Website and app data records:
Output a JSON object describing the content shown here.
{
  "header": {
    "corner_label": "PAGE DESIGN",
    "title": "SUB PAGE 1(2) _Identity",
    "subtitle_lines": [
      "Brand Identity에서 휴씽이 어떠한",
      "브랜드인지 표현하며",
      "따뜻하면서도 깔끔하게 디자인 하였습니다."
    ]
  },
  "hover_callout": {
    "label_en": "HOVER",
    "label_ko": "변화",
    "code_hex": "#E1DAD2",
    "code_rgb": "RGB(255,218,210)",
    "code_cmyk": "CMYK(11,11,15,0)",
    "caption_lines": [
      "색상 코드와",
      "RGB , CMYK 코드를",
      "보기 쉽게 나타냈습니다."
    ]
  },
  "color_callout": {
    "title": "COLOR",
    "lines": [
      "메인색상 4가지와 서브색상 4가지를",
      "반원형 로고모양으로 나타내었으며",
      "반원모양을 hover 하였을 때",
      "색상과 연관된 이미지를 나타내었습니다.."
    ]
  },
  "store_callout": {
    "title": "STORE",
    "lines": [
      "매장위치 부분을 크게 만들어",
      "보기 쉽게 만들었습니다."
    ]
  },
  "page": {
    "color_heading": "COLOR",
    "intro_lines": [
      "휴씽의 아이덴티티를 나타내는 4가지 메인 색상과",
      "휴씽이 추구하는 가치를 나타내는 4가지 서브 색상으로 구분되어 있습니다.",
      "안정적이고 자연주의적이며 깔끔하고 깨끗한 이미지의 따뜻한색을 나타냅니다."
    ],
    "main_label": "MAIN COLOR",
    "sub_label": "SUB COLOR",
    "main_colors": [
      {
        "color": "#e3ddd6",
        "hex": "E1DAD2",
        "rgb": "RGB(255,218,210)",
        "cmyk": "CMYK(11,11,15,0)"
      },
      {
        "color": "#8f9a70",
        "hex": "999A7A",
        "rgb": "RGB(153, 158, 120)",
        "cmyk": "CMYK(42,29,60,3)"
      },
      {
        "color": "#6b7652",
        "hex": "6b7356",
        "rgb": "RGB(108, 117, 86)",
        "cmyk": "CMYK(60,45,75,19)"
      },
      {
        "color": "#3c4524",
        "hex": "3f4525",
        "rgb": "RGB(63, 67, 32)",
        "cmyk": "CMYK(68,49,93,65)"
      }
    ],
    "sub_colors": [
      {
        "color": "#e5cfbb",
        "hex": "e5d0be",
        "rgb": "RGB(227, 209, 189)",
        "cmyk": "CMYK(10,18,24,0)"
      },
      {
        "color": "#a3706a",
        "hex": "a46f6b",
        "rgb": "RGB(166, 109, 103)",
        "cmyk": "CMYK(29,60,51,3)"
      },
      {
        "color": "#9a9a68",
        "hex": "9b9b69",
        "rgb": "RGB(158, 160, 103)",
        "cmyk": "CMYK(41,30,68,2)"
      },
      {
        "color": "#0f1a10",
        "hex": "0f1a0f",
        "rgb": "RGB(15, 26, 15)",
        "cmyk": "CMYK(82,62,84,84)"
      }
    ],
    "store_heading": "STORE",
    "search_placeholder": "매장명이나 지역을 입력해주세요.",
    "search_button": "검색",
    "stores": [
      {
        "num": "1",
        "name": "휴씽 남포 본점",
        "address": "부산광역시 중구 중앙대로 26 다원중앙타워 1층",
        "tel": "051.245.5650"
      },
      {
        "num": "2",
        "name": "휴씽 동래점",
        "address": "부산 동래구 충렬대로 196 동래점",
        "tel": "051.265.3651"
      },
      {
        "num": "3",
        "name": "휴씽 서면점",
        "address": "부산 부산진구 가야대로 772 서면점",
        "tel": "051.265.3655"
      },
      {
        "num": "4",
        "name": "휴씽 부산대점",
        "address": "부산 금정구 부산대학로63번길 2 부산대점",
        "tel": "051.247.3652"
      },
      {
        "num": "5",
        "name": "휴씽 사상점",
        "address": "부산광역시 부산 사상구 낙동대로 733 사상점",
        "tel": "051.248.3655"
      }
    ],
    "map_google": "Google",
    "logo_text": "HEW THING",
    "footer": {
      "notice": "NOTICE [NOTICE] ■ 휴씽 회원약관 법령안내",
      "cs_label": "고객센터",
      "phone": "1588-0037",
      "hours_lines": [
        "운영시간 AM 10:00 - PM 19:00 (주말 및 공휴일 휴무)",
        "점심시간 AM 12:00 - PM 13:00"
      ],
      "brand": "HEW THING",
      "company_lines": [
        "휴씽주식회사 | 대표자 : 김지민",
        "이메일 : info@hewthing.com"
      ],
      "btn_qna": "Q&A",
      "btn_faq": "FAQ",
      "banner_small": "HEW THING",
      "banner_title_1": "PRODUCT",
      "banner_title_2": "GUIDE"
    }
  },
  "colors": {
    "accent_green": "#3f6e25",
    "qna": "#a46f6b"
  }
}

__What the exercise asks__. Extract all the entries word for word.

__Exercise output__.
Output a JSON object describing the content shown here.
{
  "header": {
    "corner_label": "PAGE DESIGN",
    "title": "SUB PAGE 1(2) _Identity",
    "subtitle_lines": [
      "Brand Identity에서 휴씽이 어떠한",
      "브랜드인지 표현하며",
      "따뜻하면서도 깔끔하게 디자인 하였습니다."
    ]
  },
  "hover_callout": {
    "label_en": "HOVER",
    "label_ko": "변화",
    "code_hex": "#E1DAD2",
    "code_rgb": "RGB(255,218,210)",
    "code_cmyk": "CMYK(11,11,15,0)",
    "caption_lines": [
      "색상 코드와",
      "RGB , CMYK 코드를",
      "보기 쉽게 나타냈습니다."
    ]
  },
  "color_callout": {
    "title": "COLOR",
    "lines": [
      "메인색상 4가지와 서브색상 4가지를",
      "반원형 로고모양으로 나타내었으며",
      "반원모양을 hover 하였을 때",
      "색상과 연관된 이미지를 나타내었습니다.."
    ]
  },
  "store_callout": {
    "title": "STORE",
    "lines": [
      "매장위치 부분을 크게 만들어",
      "보기 쉽게 만들었습니다."
    ]
  },
  "page": {
    "color_heading": "COLOR",
    "intro_lines": [
      "휴씽의 아이덴티티를 나타내는 4가지 메인 색상과",
      "휴씽이 추구하는 가치를 나타내는 4가지 서브 색상으로 구분되어 있습니다.",
      "안정적이고 자연주의적이며 깔끔하고 깨끗한 이미지의 따뜻한색을 나타냅니다."
    ],
    "main_label": "MAIN COLOR",
    "sub_label": "SUB COLOR",
    "main_colors": [
      {
        "color": "#e3ddd6",
        "hex": "E1DAD2",
        "rgb": "RGB(255,218,210)",
        "cmyk": "CMYK(11,11,15,0)"
      },
      {
        "color": "#8f9a70",
        "hex": "999A7A",
        "rgb": "RGB(153, 158, 120)",
        "cmyk": "CMYK(42,29,60,3)"
      },
      {
        "color": "#6b7652",
        "hex": "6b7356",
        "rgb": "RGB(108, 117, 86)",
        "cmyk": "CMYK(60,45,75,19)"
      },
      {
        "color": "#3c4524",
        "hex": "3f4525",
        "rgb": "RGB(63, 67, 32)",
        "cmyk": "CMYK(68,49,93,65)"
      }
    ],
    "sub_colors": [
      {
        "color": "#e5cfbb",
        "hex": "e5d0be",
        "rgb": "RGB(227, 209, 189)",
        "cmyk": "CMYK(10,18,24,0)"
      },
      {
        "color": "#a3706a",
        "hex": "a46f6b",
        "rgb": "RGB(166, 109, 103)",
        "cmyk": "CMYK(29,60,51,3)"
      },
      {
        "color": "#9a9a68",
        "hex": "9b9b69",
        "rgb": "RGB(158, 160, 103)",
        "cmyk": "CMYK(41,30,68,2)"
      },
      {
        "color": "#0f1a10",
        "hex": "0f1a0f",
        "rgb": "RGB(15, 26, 15)",
        "cmyk": "CMYK(82,62,84,84)"
      }
    ],
    "store_heading": "STORE",
    "search_placeholder": "매장명이나 지역을 입력해주세요.",
    "search_button": "검색",
    "stores": [
      {
        "num": "1",
        "name": "휴씽 남포 본점",
        "address": "부산광역시 중구 중앙대로 26 다원중앙타워 1층",
        "tel": "051.245.5650"
      },
      {
        "num": "2",
        "name": "휴씽 동래점",
        "address": "부산 동래구 충렬대로 196 동래점",
        "tel": "051.265.3651"
      },
      {
        "num": "3",
        "name": "휴씽 서면점",
        "address": "부산 부산진구 가야대로 772 서면점",
        "tel": "051.265.3655"
      },
      {
        "num": "4",
        "name": "휴씽 부산대점",
        "address": "부산 금정구 부산대학로63번길 2 부산대점",
        "tel": "051.247.3652"
      },
      {
        "num": "5",
        "name": "휴씽 사상점",
        "address": "부산광역시 부산 사상구 낙동대로 733 사상점",
        "tel": "051.248.3655"
      }
    ],
    "map_google": "Google",
    "logo_text": "HEW THING",
    "footer": {
      "notice": "NOTICE [NOTICE] ■ 휴씽 회원약관 법령안내",
      "cs_label": "고객센터",
      "phone": "1588-0037",
      "hours_lines": [
        "운영시간 AM 10:00 - PM 19:00 (주말 및 공휴일 휴무)",
        "점심시간 AM 12:00 - PM 13:00"
      ],
      "brand": "HEW THING",
      "company_lines": [
        "휴씽주식회사 | 대표자 : 김지민",
        "이메일 : info@hewthing.com"
      ],
      "btn_qna": "Q&A",
      "btn_faq": "FAQ",
      "banner_small": "HEW THING",
      "banner_title_1": "PRODUCT",
      "banner_title_2": "GUIDE"
    }
  },
  "colors": {
    "accent_green": "#3f6e25",
    "qna": "#a46f6b"
  }
}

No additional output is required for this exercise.